Task prompt:
The range starts at the line containing "Serialize everything readable" and ends at the last line of the records below. Reproduce those lines exactly.

[Saved entries]
[Start of section]
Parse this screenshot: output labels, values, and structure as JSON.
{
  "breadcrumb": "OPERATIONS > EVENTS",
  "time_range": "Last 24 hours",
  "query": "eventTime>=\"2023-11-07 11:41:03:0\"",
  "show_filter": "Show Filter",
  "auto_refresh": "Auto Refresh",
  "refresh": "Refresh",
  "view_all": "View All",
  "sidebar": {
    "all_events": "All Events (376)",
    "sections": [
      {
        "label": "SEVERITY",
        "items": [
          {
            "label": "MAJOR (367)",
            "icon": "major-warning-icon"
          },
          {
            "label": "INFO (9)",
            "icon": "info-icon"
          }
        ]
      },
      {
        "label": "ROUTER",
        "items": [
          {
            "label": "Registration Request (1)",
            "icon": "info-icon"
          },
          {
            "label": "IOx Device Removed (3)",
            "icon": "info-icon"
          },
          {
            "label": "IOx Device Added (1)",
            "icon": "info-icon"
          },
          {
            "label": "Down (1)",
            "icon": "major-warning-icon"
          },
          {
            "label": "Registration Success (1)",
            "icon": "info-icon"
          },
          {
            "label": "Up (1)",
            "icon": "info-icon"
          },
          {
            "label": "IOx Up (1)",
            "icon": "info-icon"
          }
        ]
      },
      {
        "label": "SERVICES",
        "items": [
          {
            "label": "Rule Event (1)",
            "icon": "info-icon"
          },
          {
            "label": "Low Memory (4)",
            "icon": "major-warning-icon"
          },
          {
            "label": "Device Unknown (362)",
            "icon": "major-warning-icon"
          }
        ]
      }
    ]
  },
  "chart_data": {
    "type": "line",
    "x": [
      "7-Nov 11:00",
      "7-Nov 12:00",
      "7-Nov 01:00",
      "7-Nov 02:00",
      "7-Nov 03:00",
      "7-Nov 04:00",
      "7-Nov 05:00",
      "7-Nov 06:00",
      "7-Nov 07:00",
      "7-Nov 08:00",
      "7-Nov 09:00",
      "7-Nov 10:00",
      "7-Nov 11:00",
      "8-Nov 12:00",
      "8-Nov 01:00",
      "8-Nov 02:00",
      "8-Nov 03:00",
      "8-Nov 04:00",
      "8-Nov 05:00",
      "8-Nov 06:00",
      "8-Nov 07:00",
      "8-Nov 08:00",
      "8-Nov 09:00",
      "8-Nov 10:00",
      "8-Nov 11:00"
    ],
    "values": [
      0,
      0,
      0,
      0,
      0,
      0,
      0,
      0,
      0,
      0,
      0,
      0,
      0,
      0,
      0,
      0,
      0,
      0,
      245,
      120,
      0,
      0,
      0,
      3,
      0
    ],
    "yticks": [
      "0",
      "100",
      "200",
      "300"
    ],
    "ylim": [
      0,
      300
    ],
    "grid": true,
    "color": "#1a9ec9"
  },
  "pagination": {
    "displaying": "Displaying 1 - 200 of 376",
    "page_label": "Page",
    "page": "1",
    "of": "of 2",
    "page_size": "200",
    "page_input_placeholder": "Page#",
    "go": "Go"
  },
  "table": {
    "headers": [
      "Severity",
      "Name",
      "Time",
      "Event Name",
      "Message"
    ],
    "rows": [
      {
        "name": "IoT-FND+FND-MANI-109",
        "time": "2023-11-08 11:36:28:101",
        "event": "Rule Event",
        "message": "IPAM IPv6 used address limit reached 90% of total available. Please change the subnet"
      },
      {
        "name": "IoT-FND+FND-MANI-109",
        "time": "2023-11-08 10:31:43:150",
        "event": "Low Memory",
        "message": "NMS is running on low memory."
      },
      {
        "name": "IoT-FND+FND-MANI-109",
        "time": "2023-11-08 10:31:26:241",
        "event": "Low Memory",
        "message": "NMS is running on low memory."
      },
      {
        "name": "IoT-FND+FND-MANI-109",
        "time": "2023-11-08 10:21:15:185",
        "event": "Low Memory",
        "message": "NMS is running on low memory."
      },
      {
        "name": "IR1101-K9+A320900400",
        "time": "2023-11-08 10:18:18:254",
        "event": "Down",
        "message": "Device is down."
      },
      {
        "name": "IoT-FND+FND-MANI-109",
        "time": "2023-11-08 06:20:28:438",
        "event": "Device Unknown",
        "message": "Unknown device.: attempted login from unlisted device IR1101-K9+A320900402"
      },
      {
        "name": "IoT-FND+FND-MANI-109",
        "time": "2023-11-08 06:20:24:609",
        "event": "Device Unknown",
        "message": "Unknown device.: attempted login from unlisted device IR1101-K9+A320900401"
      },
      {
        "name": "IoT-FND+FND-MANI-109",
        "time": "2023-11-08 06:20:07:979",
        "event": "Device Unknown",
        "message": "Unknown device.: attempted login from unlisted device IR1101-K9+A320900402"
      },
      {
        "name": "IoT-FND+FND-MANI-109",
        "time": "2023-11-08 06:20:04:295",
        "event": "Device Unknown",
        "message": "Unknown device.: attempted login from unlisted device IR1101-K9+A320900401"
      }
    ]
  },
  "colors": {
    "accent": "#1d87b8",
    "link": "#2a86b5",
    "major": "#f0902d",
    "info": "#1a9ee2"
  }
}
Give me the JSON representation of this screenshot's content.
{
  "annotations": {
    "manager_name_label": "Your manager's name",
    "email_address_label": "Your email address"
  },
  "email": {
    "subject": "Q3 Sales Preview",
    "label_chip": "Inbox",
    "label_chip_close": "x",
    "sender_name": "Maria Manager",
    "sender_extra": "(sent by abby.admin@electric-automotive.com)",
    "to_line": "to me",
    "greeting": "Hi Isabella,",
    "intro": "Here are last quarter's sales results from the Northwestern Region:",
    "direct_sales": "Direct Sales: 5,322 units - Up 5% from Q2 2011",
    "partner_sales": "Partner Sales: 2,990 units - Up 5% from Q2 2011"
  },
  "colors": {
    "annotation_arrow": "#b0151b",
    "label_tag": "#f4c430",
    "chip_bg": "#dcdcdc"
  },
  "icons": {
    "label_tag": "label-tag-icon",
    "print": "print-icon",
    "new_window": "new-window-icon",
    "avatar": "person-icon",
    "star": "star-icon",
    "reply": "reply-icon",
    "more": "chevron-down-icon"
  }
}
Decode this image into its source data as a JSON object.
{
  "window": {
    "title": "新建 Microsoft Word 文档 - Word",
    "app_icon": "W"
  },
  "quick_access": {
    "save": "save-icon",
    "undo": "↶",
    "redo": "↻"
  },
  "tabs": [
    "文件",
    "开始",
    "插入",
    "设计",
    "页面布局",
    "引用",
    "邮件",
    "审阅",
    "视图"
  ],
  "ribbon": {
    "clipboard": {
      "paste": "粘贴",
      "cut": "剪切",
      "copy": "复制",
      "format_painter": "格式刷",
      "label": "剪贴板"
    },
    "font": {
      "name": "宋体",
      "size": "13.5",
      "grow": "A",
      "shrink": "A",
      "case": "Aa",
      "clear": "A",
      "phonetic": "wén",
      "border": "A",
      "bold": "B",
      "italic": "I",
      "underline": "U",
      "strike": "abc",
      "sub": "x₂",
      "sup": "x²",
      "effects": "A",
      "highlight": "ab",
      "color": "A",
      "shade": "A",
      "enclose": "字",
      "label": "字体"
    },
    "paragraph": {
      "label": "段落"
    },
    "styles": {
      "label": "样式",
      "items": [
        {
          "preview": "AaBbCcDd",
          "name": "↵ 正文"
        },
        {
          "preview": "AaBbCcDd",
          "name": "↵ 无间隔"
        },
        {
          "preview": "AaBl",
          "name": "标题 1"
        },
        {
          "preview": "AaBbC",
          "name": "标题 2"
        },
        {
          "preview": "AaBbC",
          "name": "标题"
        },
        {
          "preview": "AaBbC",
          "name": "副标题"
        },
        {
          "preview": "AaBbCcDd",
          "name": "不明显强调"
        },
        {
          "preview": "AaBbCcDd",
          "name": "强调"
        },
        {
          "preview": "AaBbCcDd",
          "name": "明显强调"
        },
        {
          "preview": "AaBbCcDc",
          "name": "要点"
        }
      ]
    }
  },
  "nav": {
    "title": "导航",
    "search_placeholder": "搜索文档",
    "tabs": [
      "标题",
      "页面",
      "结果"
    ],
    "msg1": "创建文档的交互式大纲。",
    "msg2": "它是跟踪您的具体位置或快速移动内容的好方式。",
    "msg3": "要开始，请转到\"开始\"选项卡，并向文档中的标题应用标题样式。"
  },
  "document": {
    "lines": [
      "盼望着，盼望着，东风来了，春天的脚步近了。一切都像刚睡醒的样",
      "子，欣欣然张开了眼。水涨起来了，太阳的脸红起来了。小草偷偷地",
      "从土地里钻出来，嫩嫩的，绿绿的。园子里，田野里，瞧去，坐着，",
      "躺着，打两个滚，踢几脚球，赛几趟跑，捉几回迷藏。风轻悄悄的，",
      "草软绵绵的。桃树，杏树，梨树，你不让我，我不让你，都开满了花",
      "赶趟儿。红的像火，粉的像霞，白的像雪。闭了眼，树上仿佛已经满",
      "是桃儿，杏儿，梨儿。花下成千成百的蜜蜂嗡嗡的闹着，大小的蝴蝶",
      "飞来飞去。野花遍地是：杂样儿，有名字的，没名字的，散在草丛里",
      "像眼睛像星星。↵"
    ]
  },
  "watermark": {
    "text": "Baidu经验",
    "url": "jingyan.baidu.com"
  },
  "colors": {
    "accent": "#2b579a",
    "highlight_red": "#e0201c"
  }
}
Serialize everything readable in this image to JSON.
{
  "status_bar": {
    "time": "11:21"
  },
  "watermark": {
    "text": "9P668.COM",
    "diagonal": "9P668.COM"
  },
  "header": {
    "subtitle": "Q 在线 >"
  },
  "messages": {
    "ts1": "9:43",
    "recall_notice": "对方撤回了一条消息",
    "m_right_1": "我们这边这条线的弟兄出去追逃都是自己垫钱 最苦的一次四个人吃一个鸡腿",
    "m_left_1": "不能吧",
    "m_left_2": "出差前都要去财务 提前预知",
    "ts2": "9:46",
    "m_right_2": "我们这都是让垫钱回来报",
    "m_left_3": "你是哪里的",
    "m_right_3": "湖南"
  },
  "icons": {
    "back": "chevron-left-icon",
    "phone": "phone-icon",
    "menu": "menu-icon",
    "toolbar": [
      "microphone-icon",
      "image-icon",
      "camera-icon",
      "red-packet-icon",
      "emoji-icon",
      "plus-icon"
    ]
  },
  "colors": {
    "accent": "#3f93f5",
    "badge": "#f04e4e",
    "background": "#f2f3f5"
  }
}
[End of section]
Task solution:
Serialize everything readable in this image to JSON.
{
  "status_bar": {
    "time": "11:21"
  },
  "watermark": {
    "text": "9P668.COM",
    "diagonal": "9P668.COM"
  },
  "header": {
    "subtitle": "Q 在线 >"
  },
  "messages": {
    "ts1": "9:43",
    "recall_notice": "对方撤回了一条消息",
    "m_right_1": "我们这边这条线的弟兄出去追逃都是自己垫钱 最苦的一次四个人吃一个鸡腿",
    "m_left_1": "不能吧",
    "m_left_2": "出差前都要去财务 提前预知",
    "ts2": "9:46",
    "m_right_2": "我们这都是让垫钱回来报",
    "m_left_3": "你是哪里的",
    "m_right_3": "湖南"
  },
  "icons": {
    "back": "chevron-left-icon",
    "phone": "phone-icon",
    "menu": "menu-icon",
    "toolbar": [
      "microphone-icon",
      "image-icon",
      "camera-icon",
      "red-packet-icon",
      "emoji-icon",
      "plus-icon"
    ]
  },
  "colors": {
    "accent": "#3f93f5",
    "badge": "#f04e4e",
    "background": "#f2f3f5"
  }
}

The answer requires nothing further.